- **Exercise requirements**: Across the entries below, how many lines contain the string "true"? Only the number is wanted.

Records drawn from a dataset
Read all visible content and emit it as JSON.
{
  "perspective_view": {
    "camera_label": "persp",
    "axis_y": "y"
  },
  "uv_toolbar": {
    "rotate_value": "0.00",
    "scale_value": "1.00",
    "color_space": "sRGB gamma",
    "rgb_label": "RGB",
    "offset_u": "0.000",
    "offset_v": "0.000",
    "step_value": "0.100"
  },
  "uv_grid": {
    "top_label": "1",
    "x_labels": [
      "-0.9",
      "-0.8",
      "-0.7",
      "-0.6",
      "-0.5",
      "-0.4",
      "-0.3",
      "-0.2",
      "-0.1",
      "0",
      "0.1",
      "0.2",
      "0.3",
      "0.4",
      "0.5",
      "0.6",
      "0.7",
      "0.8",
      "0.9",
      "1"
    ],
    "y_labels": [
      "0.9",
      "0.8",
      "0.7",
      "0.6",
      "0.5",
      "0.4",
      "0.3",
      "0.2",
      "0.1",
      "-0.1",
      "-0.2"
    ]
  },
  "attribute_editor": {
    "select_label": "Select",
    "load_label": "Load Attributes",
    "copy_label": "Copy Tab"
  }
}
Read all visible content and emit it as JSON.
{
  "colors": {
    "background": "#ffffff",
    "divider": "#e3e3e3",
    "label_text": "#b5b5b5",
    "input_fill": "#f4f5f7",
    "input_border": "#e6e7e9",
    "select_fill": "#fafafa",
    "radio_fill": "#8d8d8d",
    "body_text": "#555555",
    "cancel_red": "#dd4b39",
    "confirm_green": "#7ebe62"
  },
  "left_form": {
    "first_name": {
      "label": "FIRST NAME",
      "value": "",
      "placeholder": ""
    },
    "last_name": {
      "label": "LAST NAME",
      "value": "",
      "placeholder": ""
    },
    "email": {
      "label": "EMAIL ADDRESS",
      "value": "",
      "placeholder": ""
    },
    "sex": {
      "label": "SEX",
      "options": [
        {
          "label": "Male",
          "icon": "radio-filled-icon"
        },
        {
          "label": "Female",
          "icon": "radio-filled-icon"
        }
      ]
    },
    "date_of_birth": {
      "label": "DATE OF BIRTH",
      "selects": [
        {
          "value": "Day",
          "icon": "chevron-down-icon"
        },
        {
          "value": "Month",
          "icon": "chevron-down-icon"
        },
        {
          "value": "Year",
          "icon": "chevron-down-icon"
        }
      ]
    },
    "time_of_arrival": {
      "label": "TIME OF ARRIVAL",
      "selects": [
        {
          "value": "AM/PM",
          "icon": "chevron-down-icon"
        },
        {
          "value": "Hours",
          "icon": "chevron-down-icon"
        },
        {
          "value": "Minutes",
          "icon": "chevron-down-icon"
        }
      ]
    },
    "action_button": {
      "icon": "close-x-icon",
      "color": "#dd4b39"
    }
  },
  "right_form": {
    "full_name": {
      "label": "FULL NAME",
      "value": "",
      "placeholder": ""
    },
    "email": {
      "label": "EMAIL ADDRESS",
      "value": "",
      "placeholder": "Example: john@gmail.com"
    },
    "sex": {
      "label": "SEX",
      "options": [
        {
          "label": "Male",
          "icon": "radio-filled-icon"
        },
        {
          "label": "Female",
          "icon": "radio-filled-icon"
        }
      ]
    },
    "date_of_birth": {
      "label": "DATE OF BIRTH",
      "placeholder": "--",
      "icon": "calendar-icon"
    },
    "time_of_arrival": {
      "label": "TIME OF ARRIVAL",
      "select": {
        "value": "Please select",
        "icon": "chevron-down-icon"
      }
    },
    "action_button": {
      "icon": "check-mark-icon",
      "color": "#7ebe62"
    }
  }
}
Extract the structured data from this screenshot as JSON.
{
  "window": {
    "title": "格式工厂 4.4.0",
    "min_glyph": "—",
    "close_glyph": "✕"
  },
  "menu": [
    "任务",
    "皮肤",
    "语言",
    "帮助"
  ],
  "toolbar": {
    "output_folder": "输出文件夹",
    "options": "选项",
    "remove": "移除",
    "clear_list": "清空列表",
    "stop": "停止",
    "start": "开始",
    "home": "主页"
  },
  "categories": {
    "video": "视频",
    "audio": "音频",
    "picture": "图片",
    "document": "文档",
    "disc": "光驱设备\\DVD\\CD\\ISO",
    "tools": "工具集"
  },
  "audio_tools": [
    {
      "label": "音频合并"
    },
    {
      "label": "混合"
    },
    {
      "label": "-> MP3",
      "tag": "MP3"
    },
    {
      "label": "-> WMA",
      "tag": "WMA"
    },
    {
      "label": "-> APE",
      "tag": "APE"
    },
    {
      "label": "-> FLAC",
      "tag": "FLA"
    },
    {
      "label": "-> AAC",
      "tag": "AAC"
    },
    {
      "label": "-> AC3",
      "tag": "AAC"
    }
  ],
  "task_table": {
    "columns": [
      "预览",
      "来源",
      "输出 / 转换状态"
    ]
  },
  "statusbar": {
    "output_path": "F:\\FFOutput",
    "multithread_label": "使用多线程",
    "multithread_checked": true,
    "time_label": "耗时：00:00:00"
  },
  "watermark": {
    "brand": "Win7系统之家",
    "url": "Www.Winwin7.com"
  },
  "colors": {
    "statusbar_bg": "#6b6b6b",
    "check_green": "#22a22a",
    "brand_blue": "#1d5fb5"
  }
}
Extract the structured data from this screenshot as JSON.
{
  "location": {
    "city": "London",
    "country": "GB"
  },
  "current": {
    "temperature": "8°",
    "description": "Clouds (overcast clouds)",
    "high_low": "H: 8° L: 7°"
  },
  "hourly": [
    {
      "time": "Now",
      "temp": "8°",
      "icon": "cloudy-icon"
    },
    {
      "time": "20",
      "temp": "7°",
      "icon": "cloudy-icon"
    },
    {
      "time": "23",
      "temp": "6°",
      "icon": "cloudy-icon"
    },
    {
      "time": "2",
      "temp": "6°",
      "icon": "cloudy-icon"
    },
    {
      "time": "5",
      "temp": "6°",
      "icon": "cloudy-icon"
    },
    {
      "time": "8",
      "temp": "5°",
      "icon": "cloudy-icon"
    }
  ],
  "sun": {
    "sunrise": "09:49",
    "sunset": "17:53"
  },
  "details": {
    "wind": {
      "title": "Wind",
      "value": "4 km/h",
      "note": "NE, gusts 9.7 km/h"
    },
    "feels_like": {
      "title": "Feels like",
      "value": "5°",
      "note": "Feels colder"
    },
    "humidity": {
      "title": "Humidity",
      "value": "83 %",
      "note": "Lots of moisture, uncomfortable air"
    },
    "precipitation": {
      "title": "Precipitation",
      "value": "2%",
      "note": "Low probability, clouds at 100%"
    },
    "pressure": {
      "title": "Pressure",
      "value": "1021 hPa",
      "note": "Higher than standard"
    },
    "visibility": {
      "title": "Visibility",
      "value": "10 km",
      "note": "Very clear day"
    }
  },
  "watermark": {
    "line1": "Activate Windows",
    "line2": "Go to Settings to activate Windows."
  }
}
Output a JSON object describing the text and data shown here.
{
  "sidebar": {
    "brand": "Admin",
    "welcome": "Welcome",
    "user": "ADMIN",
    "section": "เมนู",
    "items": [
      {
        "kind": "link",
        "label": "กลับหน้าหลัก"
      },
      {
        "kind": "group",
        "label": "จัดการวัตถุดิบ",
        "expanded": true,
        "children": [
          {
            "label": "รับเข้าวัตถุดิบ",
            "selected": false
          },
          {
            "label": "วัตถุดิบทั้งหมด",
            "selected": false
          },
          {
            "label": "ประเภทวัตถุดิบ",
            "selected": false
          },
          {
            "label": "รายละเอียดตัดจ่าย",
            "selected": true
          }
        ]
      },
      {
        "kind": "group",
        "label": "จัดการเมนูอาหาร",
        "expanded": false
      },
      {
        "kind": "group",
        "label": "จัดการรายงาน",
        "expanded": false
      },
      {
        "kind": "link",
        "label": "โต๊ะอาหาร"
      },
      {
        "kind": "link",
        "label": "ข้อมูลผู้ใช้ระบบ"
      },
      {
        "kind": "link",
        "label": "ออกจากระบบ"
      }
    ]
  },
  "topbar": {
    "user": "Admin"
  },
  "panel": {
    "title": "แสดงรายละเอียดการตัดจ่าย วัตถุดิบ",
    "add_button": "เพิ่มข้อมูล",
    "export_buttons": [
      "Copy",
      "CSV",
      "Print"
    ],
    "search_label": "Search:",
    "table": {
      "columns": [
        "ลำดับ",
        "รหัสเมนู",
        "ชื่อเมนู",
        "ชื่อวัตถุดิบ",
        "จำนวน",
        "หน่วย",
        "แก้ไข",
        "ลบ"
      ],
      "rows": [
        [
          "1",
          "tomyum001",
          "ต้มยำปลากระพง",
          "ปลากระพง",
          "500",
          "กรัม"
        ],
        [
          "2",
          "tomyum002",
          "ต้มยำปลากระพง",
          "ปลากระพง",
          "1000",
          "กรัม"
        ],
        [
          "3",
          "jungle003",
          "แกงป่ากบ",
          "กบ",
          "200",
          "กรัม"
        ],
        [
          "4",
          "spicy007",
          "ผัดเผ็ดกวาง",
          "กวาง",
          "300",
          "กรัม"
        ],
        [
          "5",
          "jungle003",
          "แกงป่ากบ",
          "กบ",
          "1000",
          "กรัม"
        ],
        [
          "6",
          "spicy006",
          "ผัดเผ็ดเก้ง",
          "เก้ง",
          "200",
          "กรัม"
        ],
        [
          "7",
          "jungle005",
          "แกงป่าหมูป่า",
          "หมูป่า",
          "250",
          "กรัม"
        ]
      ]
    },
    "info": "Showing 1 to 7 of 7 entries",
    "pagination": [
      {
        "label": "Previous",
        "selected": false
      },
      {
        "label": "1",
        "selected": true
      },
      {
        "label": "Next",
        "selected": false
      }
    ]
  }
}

- **Your response**: 4